Stored data
>>>>>

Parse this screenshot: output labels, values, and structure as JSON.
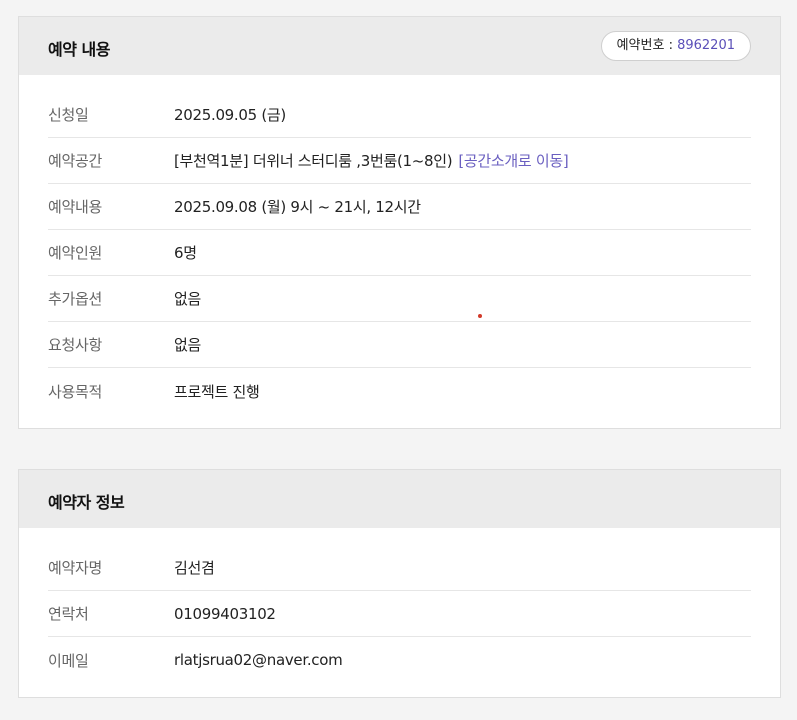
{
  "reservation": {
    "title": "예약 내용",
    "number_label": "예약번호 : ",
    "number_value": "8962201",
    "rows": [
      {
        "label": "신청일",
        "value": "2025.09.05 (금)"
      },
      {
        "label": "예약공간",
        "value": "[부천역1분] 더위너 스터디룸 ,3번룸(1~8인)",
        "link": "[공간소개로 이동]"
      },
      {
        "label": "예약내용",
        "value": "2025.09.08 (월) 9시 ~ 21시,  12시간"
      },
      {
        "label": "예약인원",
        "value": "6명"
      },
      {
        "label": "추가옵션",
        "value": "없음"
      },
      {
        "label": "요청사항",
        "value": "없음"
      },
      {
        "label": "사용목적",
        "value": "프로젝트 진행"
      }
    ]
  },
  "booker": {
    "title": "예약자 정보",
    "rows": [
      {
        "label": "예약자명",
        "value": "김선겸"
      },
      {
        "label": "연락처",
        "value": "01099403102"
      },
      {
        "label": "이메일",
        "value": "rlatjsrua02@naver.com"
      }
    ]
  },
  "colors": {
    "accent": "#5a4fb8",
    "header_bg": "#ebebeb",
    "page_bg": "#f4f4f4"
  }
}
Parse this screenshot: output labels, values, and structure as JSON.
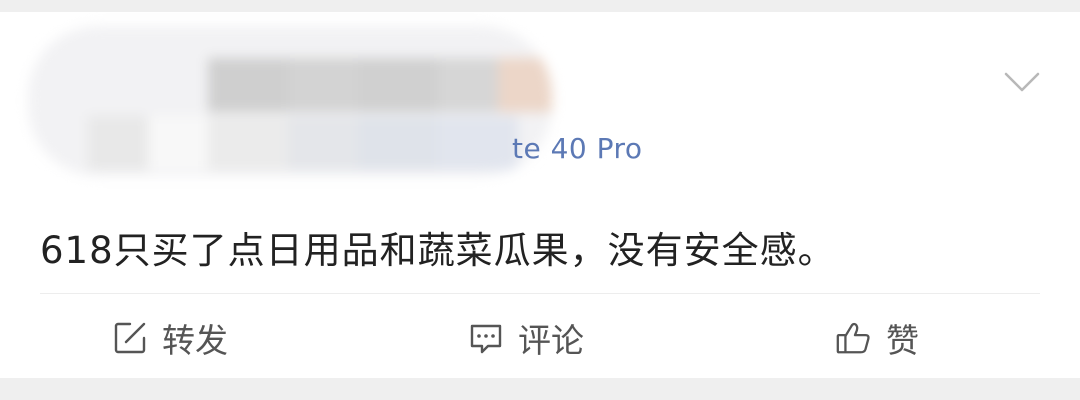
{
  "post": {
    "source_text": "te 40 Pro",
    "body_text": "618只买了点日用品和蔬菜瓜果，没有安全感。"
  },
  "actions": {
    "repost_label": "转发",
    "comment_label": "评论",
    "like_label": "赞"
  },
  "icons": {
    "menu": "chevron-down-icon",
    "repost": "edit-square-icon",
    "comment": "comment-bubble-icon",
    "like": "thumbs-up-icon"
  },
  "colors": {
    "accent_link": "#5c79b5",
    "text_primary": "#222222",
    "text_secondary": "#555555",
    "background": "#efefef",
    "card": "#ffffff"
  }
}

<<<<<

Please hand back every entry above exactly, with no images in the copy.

## SOLUTION:
Parse this screenshot: output labels, values, and structure as JSON.
{
  "reservation": {
    "title": "예약 내용",
    "number_label": "예약번호 : ",
    "number_value": "8962201",
    "rows": [
      {
        "label": "신청일",
        "value": "2025.09.05 (금)"
      },
      {
        "label": "예약공간",
        "value": "[부천역1분] 더위너 스터디룸 ,3번룸(1~8인)",
        "link": "[공간소개로 이동]"
      },
      {
        "label": "예약내용",
        "value": "2025.09.08 (월) 9시 ~ 21시,  12시간"
      },
      {
        "label": "예약인원",
        "value": "6명"
      },
      {
        "label": "추가옵션",
        "value": "없음"
      },
      {
        "label": "요청사항",
        "value": "없음"
      },
      {
        "label": "사용목적",
        "value": "프로젝트 진행"
      }
    ]
  },
  "booker": {
    "title": "예약자 정보",
    "rows": [
      {
        "label": "예약자명",
        "value": "김선겸"
      },
      {
        "label": "연락처",
        "value": "01099403102"
      },
      {
        "label": "이메일",
        "value": "rlatjsrua02@naver.com"
      }
    ]
  },
  "colors": {
    "accent": "#5a4fb8",
    "header_bg": "#ebebeb",
    "page_bg": "#f4f4f4"
  }
}
Parse this screenshot: output labels, values, and structure as JSON.
{
  "post": {
    "source_text": "te 40 Pro",
    "body_text": "618只买了点日用品和蔬菜瓜果，没有安全感。"
  },
  "actions": {
    "repost_label": "转发",
    "comment_label": "评论",
    "like_label": "赞"
  },
  "icons": {
    "menu": "chevron-down-icon",
    "repost": "edit-square-icon",
    "comment": "comment-bubble-icon",
    "like": "thumbs-up-icon"
  },
  "colors": {
    "accent_link": "#5c79b5",
    "text_primary": "#222222",
    "text_secondary": "#555555",
    "background": "#efefef",
    "card": "#ffffff"
  }
}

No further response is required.